In Georgia, persons arrested for DUI will be subject to additional criminal law punishments including jail time, fines, and community service. Usually, first-time DUI offenders can expect to incur a fine and face probation or the possibility of jail time.

But repeat DUI offenders, such as Councilman Lewis will incur harsher fines, and will almost certainly be sentenced to a number of days in jail. Fortunately for Mr. Lewis, he was not involved in an accident in this case. Penalties would be harsher if the DUI offender was involved in an accident in which someone else was injured or killed. In such cases, charges will be elevated from misdemeanors to felonies.

In this case, the councilman clearly seems to have a drinking problem, given that this was his second in two years; his fourth to date. However, there are several Georgia DUI cases where a person is charged with drunk driving wrongfully or unfairly. A surprising number of police officers are not aware of how to administer field sobriety tests. A Breathalyzer test is also questionable because our blood alcohol content level (BAC) could be elevated for a variety of reasons.
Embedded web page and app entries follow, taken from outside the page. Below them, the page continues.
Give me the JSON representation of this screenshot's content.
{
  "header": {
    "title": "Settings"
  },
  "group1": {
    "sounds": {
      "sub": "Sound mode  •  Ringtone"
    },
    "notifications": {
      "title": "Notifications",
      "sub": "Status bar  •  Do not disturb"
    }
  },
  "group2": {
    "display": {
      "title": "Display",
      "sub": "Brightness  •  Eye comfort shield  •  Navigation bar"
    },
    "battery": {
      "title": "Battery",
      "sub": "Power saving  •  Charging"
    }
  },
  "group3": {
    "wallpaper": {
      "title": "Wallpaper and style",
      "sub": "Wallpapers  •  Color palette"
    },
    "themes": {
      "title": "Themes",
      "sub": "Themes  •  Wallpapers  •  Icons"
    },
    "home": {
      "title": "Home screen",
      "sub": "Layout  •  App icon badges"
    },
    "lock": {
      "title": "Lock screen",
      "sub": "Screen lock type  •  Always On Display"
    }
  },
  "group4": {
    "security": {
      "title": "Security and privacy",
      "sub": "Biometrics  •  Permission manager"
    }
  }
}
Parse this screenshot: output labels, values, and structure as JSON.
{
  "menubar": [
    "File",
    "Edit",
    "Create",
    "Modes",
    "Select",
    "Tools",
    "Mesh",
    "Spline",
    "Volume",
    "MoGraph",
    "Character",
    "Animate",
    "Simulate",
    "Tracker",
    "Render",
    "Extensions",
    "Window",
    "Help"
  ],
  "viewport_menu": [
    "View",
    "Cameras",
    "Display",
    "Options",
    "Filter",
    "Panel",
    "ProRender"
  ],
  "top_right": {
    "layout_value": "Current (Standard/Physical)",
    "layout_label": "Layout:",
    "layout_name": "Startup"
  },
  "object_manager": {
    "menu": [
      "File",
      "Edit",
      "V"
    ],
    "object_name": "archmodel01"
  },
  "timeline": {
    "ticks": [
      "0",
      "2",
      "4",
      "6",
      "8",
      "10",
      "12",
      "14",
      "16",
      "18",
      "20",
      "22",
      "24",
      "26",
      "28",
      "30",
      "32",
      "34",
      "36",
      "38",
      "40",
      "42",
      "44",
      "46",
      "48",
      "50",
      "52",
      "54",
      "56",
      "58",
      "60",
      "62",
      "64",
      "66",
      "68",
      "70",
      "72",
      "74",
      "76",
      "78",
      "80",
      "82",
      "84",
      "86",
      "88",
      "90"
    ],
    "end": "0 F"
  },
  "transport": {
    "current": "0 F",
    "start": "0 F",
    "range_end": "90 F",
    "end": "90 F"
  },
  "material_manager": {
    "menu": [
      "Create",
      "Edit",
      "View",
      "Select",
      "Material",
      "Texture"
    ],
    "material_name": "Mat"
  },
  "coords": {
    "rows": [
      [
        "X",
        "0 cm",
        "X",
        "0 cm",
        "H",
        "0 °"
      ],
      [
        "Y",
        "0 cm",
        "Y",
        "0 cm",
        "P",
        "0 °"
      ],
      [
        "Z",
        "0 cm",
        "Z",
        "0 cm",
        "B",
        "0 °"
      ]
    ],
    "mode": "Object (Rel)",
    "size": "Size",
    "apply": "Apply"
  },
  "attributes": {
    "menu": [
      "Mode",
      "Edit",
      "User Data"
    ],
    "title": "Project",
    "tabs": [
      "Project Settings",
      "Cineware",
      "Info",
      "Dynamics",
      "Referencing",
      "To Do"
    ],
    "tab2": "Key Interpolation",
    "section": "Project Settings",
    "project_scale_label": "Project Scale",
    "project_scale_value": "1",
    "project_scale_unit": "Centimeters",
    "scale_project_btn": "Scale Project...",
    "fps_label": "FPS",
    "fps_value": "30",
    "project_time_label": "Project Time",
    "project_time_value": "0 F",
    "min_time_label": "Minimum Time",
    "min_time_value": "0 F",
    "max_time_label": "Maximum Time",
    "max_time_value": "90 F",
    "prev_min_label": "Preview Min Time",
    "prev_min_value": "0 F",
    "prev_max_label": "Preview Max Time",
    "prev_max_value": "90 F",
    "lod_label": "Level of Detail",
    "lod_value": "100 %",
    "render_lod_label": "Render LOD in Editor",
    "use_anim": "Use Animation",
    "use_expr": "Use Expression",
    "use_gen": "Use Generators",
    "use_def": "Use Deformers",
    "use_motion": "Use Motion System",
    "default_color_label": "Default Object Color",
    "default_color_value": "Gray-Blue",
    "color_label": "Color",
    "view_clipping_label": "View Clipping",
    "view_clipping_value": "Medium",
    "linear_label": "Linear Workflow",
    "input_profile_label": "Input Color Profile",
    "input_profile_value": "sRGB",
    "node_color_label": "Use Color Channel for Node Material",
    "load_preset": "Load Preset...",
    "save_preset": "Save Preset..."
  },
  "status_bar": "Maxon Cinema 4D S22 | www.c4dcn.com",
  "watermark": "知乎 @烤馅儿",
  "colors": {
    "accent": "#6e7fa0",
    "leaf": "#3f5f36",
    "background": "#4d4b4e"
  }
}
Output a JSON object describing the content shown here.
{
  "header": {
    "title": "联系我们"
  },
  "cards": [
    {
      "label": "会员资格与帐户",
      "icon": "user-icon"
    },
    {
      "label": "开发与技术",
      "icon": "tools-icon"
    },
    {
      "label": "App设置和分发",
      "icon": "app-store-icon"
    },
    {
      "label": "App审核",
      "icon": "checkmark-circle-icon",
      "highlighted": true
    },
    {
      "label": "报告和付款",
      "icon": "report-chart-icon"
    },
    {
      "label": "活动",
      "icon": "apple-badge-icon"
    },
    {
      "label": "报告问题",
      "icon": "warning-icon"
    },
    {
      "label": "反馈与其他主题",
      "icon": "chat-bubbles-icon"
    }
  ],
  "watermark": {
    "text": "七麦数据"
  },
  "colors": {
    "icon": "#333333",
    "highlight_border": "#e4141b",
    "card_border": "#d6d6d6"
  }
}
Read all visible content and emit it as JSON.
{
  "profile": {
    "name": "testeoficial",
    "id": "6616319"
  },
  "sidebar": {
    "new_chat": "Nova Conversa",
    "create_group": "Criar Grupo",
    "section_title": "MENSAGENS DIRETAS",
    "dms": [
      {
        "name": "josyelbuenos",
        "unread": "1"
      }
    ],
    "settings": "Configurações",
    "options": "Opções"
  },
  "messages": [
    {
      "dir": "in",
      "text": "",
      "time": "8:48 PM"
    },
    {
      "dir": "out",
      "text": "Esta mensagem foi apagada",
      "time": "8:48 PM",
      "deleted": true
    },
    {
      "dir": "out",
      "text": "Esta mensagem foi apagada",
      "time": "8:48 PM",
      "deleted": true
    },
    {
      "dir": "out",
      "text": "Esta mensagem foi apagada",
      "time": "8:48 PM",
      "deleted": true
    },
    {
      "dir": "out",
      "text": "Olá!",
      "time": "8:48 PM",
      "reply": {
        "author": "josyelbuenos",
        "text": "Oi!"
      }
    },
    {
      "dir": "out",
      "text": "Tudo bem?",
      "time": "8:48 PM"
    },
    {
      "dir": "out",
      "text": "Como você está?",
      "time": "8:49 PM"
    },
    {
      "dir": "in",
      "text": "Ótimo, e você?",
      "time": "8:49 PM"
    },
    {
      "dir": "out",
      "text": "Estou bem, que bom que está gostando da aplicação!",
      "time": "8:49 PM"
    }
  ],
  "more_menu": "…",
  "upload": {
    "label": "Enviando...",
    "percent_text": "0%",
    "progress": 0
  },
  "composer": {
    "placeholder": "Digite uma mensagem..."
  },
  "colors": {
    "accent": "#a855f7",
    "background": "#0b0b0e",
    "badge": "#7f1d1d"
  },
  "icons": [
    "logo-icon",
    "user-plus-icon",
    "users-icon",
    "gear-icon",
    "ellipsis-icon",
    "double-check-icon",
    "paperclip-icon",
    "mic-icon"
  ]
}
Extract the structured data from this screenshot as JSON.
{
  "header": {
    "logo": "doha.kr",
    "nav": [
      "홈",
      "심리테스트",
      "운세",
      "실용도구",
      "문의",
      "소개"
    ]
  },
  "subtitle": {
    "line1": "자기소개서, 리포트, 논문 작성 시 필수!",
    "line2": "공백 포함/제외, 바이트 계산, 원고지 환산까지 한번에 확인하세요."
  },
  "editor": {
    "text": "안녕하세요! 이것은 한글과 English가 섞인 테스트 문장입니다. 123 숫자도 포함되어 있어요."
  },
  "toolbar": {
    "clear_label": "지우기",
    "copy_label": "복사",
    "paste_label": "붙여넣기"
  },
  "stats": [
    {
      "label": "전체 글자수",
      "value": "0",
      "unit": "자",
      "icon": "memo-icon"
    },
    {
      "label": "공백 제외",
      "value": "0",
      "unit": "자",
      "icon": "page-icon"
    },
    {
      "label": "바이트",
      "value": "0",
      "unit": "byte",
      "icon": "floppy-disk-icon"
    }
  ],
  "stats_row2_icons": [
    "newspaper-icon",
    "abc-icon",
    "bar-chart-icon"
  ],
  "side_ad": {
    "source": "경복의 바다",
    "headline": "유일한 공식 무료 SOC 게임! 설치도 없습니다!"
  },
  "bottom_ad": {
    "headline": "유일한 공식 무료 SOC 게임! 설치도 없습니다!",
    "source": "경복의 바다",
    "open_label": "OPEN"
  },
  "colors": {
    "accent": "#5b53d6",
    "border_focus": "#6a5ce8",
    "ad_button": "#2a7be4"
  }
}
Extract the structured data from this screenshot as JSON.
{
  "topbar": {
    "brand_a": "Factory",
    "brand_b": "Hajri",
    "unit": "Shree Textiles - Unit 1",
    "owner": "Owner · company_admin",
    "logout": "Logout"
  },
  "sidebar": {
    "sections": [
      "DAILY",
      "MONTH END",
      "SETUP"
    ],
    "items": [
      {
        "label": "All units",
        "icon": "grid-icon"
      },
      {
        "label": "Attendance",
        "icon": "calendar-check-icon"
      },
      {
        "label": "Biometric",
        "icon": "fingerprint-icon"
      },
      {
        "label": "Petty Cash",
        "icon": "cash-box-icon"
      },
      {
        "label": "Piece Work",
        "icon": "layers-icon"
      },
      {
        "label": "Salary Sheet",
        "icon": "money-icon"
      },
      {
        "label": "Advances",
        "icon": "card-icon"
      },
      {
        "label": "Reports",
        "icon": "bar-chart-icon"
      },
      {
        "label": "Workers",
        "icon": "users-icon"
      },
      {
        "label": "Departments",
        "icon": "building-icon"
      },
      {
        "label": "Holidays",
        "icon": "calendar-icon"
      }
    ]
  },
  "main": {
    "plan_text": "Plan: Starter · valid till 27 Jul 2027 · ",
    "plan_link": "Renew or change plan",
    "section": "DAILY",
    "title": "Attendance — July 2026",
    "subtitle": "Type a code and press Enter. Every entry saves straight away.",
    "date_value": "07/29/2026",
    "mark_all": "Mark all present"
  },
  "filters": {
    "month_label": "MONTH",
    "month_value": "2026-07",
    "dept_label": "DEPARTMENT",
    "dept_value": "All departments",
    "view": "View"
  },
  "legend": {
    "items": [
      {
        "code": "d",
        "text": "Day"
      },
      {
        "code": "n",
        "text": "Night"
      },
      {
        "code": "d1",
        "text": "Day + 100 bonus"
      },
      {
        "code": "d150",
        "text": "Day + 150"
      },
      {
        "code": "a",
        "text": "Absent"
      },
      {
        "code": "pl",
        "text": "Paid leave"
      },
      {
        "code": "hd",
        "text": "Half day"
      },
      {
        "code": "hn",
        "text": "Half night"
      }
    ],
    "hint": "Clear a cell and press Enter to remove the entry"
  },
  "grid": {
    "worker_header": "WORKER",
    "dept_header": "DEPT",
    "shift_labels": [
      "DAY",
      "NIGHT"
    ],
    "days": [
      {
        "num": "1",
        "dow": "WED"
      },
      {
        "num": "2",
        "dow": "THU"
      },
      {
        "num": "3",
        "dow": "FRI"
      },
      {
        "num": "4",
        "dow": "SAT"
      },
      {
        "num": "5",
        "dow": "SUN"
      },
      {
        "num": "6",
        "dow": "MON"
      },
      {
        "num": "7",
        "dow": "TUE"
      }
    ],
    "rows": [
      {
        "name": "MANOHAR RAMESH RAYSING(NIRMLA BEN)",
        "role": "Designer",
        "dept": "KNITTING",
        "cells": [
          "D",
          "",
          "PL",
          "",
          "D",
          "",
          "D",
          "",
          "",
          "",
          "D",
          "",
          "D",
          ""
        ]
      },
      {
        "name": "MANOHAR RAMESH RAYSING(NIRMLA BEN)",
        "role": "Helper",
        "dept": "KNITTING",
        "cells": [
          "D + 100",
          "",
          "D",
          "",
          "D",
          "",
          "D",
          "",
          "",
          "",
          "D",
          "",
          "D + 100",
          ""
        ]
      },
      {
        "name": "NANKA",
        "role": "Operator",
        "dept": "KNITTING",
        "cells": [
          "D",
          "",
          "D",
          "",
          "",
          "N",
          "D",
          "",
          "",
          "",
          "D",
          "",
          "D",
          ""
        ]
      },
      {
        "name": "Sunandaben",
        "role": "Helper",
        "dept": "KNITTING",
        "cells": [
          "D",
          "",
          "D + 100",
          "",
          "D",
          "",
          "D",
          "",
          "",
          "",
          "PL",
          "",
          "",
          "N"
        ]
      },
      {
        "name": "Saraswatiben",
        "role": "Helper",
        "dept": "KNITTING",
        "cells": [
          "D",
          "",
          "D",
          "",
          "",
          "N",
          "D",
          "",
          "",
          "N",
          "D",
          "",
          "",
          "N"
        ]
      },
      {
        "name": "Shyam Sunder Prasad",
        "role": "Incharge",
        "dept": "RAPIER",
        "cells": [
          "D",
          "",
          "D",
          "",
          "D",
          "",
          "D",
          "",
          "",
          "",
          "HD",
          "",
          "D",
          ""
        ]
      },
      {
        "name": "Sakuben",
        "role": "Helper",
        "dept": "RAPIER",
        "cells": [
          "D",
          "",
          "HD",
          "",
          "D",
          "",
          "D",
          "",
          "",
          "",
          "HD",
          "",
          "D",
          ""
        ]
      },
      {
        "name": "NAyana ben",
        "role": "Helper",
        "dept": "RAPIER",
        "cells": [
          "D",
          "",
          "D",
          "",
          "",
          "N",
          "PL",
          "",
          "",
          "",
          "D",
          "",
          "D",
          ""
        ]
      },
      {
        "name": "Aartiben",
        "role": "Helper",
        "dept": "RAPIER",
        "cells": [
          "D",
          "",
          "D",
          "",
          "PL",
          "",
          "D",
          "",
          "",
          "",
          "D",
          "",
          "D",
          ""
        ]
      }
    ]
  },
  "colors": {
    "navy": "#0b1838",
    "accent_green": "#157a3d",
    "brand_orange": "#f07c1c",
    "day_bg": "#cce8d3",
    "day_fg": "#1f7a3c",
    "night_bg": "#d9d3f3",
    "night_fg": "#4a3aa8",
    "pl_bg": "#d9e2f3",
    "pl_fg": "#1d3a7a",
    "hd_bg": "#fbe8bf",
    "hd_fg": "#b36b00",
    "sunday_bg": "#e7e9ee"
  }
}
Recently a British pilot who lost his job was reinstated because he registered a high BAC level not because he was drunk, but because of his diet and the type of food he ate. Remember that a DUI can mean more things than jail time. You could lose your job, your kids, your life. You need a defense attorney who can deal with your case intelligently and aggressively.